Low-speed mobile internet was restored on Saturday in Kashmir after being snapped nearly six months ago, only to be "temporarily" suspended later in the evening, with officials saying the service would be resumed after the culmination of Republic Day celebrations.
Mobile internet was suspended in the wake of the Centre's decision on August 5 last year to revoke Article 370 provisions that gave the erstwhile state of Jammu and Kashmir special status.
"The mobile internet services were temporarily suspended this evening ahead of the Republic Day functions," an official said.
He said the services would be resumed again after the culmination of functions across the Valley on Sunday.
The service can only be used to access 301 websites approved by the administration, the officials said.
"Mobile internet has been restored across the Valley. Only 2G services have been restored and only white-listed websites, excluding social media sites, can be accessed," an official had said earlier in the day.
Restoring the service was the latest step towards easing the restrictions in Jammu and Kashmir following the Supreme Court's January 10 ruling asking its administration to review within a week all orders imposing curbs in the Union Territory.
On January 18, the administration restored prepaid mobile services in the Valley and resumed 2G mobile data service on white-listed websites across the Jammu division.
The 301 sites approved include search engines and those associated with banking, education, news, travel, utilities and employment.
There was no word yet on resumption of high-speed broadband and leased-line services in the Valley.
A decision on that will be taken at an appropriate time after accessing the situation, officials said on Saturday.
The 2G mobile internet services will be available on postpaid as well as prepaid phones.
Social media applications will continue to remain out of bounds for the Valley's residents, according to a notification issued by the home department of the Jammu and Kashmir administration.
Internet services, landline and mobile phones were snapped across Jammu and Kashmir on the eve of the Centre's announcement to scrap special status of the erstwhile state and its bifurcation into Union Territories.
While most of the services except mobile internet were restored in Jammu within a week, Kashmir witnessed restoration of landlines and postpaid mobile services and internet facilities for essential services like hospitals in phases.

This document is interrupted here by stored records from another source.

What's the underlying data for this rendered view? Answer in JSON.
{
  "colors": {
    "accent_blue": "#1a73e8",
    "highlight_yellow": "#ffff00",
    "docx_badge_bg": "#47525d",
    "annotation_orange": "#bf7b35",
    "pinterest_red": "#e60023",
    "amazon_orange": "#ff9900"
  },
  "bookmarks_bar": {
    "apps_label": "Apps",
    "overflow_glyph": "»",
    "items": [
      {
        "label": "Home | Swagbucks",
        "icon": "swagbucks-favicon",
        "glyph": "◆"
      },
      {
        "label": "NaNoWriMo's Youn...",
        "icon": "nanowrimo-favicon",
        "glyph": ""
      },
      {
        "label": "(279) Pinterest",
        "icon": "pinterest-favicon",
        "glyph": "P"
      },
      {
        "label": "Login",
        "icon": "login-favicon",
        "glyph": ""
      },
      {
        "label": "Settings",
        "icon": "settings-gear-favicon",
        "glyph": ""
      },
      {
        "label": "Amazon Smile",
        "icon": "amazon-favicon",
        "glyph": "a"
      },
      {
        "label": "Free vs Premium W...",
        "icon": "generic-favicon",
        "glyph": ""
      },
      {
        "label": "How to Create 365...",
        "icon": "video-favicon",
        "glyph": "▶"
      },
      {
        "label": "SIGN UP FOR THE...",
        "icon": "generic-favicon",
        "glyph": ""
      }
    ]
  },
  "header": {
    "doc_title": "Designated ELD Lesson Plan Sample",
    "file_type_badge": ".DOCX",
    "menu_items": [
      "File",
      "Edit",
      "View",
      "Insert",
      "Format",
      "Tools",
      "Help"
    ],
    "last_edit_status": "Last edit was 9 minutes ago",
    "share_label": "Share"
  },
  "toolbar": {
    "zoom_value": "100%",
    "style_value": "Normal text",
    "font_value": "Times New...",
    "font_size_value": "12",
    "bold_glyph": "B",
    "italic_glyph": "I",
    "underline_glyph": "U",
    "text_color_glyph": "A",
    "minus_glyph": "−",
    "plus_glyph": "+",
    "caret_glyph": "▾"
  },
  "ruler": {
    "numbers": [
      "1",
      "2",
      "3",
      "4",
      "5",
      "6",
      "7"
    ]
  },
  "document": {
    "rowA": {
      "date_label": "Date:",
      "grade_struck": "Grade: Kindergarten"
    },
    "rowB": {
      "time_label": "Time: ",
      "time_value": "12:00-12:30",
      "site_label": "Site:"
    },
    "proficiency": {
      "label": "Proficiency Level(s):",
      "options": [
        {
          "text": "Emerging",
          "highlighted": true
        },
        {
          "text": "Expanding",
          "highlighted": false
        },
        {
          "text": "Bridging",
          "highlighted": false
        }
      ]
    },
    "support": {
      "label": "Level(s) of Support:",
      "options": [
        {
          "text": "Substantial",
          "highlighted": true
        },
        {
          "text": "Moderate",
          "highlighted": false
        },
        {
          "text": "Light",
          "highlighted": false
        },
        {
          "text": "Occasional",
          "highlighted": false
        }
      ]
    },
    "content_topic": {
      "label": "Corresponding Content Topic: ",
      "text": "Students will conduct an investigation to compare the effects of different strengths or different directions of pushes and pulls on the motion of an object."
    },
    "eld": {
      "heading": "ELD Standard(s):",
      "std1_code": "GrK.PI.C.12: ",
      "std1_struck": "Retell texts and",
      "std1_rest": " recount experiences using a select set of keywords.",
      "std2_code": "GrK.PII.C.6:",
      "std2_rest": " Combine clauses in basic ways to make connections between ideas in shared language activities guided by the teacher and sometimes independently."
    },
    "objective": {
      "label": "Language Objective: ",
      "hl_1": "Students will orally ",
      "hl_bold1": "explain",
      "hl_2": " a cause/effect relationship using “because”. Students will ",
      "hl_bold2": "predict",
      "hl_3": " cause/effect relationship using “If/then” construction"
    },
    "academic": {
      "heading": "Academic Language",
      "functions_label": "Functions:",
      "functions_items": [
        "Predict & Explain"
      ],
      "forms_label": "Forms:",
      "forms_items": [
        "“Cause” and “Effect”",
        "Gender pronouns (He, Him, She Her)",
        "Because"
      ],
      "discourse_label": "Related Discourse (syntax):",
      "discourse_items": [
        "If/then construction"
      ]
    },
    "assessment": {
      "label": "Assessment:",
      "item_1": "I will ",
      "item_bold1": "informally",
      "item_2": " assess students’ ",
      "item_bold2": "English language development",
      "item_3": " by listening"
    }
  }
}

Though the restoration of mobile internet was welcomed by people, many said it will not be of much help due to low-speed connectivity.
Yawar Nazir, a resident of Srinagar city, said: "The restoration is a welcome news. But what are we going to do with these low speeds in the times of 4G or 5G? We cannot access websites. It is taking ages to open a website."
Another resident Mehraj-ud-din said the restoration of low-speed internet "meant nothing" for students.
"The internet ban has affected our education. It has especially affected those who had to seek admissions and to take part in various examinations. Now, even as the internet has been restored, what good will come out of it as the speeds are very low. We cannot access most of the websites," he said.
Another user Aaishan Ahmad said many people in the Valley were using social media platforms to be in touch with their loved ones abroad.
"They will still have to go for expensive phone calls. Who can imagine such a thing happening in a digital age?" he said.